To add to the inequalities of access, connectivity and relationship with the school, the lockdown has led to half a million migrant population to leave cities and go back to their native towns and villages. The current crisis has left no semblance of normalcy for them, as daily sustenance is a major cause of concern for many. Expecting that they should find ways to make their children digitally connect with school or teachers and participate in online classes would be arrogant and irrational.
In the current situation, girls face a compounded predicament. In addition to suffering at the hands of the socio-economic disadvantage their families have been exposed to, the lives of girls have been affected in more ways. For many of them, the lockdown has meant an increase in domestic responsibilities. During my research, more than half the girls interviewed cooked meals for their families before coming to school in the morning. Some of them also got delayed in reaching school on a regular basis because they had household chores to complete before leaving home. For many girls, the hours they spent in school ended up being the only time they had to themselves and for studying. The current situation has presumably added to their responsibilities and taken them further away from the learning process. Self-learning activities like reading textbooks or practising writing would thus be harder for them to take out time for as would be online classes, compared to their male counterparts.

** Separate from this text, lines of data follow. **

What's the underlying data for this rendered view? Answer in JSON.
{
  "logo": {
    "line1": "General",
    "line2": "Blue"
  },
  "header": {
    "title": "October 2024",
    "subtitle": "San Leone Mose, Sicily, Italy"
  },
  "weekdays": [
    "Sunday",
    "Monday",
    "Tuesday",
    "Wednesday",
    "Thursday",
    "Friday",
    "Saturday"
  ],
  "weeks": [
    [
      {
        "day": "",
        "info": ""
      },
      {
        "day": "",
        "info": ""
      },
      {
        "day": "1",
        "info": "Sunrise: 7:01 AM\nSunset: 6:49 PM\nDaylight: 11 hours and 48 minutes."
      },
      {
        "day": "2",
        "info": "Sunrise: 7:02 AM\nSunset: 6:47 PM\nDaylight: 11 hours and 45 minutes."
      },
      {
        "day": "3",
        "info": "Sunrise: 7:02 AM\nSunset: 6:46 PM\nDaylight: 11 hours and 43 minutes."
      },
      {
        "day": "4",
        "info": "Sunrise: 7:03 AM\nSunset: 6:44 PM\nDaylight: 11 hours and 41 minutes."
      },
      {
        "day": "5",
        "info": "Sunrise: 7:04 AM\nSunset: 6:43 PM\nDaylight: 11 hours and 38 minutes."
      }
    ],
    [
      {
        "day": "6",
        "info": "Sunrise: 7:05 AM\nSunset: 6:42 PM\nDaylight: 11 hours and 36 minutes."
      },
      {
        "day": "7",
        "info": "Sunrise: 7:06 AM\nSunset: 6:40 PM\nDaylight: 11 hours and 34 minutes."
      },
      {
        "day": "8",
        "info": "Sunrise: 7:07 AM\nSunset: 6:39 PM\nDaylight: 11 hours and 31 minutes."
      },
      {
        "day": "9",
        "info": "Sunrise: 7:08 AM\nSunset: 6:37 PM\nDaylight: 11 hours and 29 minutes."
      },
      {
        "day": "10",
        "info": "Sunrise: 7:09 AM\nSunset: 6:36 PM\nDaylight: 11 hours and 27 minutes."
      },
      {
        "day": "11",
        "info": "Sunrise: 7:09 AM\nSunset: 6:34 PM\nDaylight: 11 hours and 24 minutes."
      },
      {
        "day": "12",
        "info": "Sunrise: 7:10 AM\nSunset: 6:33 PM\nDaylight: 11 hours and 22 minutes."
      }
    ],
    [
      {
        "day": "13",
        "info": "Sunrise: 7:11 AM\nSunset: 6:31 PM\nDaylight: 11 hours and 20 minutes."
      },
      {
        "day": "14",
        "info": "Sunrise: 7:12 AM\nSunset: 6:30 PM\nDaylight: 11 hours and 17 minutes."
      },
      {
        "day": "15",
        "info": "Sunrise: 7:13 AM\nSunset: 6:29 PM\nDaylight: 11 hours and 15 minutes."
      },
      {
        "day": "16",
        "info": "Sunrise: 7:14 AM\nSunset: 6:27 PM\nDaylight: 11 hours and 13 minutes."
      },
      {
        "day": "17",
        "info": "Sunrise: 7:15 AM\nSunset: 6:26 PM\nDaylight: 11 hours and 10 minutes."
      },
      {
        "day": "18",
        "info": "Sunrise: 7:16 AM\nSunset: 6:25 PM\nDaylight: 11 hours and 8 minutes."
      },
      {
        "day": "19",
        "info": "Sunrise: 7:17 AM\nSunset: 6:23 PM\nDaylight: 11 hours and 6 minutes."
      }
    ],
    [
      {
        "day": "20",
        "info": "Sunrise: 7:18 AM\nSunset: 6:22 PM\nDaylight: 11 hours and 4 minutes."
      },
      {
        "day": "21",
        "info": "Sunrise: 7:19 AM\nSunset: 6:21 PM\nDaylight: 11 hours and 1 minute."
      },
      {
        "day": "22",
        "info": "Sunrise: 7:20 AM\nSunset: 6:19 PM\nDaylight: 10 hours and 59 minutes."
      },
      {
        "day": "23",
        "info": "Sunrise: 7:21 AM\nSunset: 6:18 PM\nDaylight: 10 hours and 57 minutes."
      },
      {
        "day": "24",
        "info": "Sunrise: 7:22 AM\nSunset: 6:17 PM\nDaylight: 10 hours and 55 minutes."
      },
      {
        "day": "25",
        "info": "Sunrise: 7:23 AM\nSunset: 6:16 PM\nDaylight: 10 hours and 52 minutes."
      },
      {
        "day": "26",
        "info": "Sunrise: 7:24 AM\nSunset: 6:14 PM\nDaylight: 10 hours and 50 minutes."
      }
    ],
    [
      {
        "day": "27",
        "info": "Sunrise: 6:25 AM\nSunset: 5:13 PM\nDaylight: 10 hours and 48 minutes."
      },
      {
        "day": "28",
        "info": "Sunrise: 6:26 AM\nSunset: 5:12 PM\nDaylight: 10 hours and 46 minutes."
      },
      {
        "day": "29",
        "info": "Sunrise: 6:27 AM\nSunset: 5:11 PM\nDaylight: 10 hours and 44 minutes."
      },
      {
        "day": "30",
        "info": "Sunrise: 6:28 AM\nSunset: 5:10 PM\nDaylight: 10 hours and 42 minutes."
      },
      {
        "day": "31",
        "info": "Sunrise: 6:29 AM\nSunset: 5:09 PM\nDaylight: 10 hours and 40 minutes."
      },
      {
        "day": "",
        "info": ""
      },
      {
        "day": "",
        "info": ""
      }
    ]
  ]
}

The covid-19 crisis has thrown up unprecedented and complex issues for us all. In the education landscape, it has led to school closures and a disruption of the teaching learning process. The primary response mechanism has been to turn to online tools and platforms, and leverage technology to continue the process. While this has opened up possibilities for distance learning, it has also revealed glaring challenges that stem from economic, social, digital, and educational inequalities. Solutions that do not take into account these challenges would not only widen the learning gap on a socio-economic basis but may also make it more difficult for them to catch-up and for us all to realize the promise of education- at the heart of which lies equity and inclusion.
Anushna Jha (@anushnajha) completed a Master’s in Development Studies in 2018 from the department of International Development at the LSE. She is currently doing independent research on themes around education and gender in schools in Bihar, India. Until recently, she was Head of Research at Project Kal, a gender, education, and development organisation based in Bangalore, India.
The views expressed in this post are those of the author and in no way reflect those of the International Development LSE blog or the London School of Economics and Political Science.